Verizon hasn’t provided any recent bargaining update on their website or via its media channels. But on Wednesday, the communications giant posted a Twitter notice that read:

“Help serve our customers during the strike in DC, DE, MD, NJ, NY, PA and VA.”

Verizon provided a link to its job search page with the post.

Photo: Stand Up To Verizon, Facebook

HISTORY OF THE STRIKE

Contract talks between Verizon and members of the International Brotherhood of Electrical Workers (IBEW) and the Communications Workers of America (CWA) began in June of 2015.

The workers’ last contract expired on August 1, 2015.

Employees in nine Northeast and Mid-Atlantic states plus Washington, D.C. began striking on April 13.

See related article: Verizon Workers Prep For Massive East Coast Strike
See related article: Massive Verizon Strike Begins
Since then, strike activities have taken place up and down the Eastern Seaboard.

See related article: Verizon Striker Says Union Won’t Fold, Picketing Will Continue
See related article: Striking Verizon Workers March on Boylston Street
See related article: Brooklyn Verizon Worker Challenges CEO to Climb a Telephone Pole
Bargaining efforts between Verizon and the unions remained mostly stagnant through the first weeks of the strike.

See related article: Verizon Strike: Bargaining Not Going Well, Union Reps Say
On April 21, Verizon released a statement that claimed the company has been the victim of 24 recent “suspected incidents of sabotage” in five states.

See related article: Verizon Strike 2016 Update: Alleged Industrial Sabotage, Service Issues
As the strike reached week three, union leaders and workers released photos and videos that alleged the company’s replacement workers weren’t up to the task and were creating safety issues.

See related article: Verizon Strike Update: Replacement Workers Unsafe, Unions Allege
Complications resulting from the strike have reportedly caused lengthy service delays for the company’s 140 million customers who use Verizon for cable television or Internet connections and even longer waits for new subscribers wanting Verizon’s FIOS and mobile services.

See related article: Verizon On Strike: Internet, Cable Outages Could Take Weeks To Repair
On April 28, 2016, Verizon’s Chief Administrative Officer Marc Reed announced that the company has put its “last, best and final offer” on the table.

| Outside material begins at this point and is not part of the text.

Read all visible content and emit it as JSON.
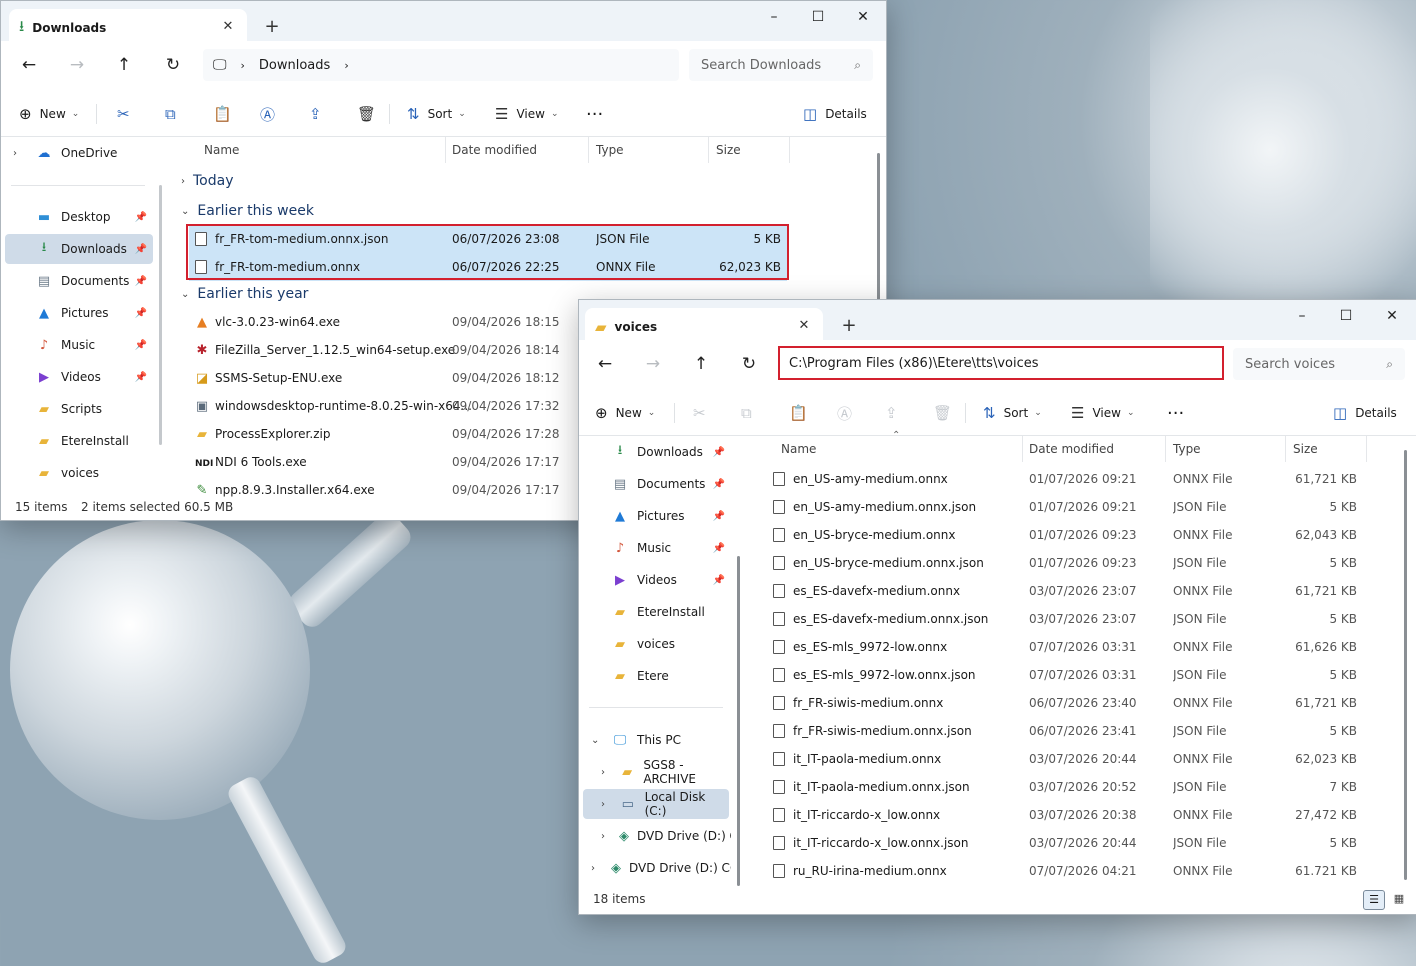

Verizon presented each of the striking workers’ bargaining units – the New England, Mid-Atlantic and New York IBEW and the New York/New England and Mid-Atlantic CWA – with separate contract offers, which can be seen here.

“Unfortunately, their ‘last and best’ was little more than the same old [expletive],” union leaders with the CWA District 1 bargaining team wrote after the April 28 meeting.

“We will continue bargaining and striking until we get the contract that you deserve,” union leaders concluded.

See related article: Verizon Strike 2016 Update: Unions Decline Company’s ‘Final Offer’
Verizon officially cancelled health benefits for striking employees on May 1.

Reed reported an unfruitful bargaining meeting with the Mid-Atlantic unions on April 29, and an equally unsuccessful meeting with the New York/New England units on May 2.

“We met with the New York/New England unions and they made a proposal that was not constructive,” Reed stated. “We rejected the unions’ proposal and reiterated that they have our last, best, final offer.”

Union leaders reported that they made some “compromise proposals” in several areas during the May 2 meeting, designed to “kick-start the bargaining process.”

“The company completely dismissed our proposals without even asking clarifying questions,” CWA leaders reported.

Striking Verizon workers – acting under the banner of the “Stand Up To Verizon” coalition – launched a national “Day of Action” on May 5.

See related article: Verizon Strike: Workers Mobilize, Company Cuts Health Benefits
THE ISSUES

Union representatives are alleging that even though Verizon made $39 billion in profits over the last three years, the company wants to “gut job security protections, contract out more work and send jobs overseas, and require technicians to work away from home for as long as two months without seeing their families.”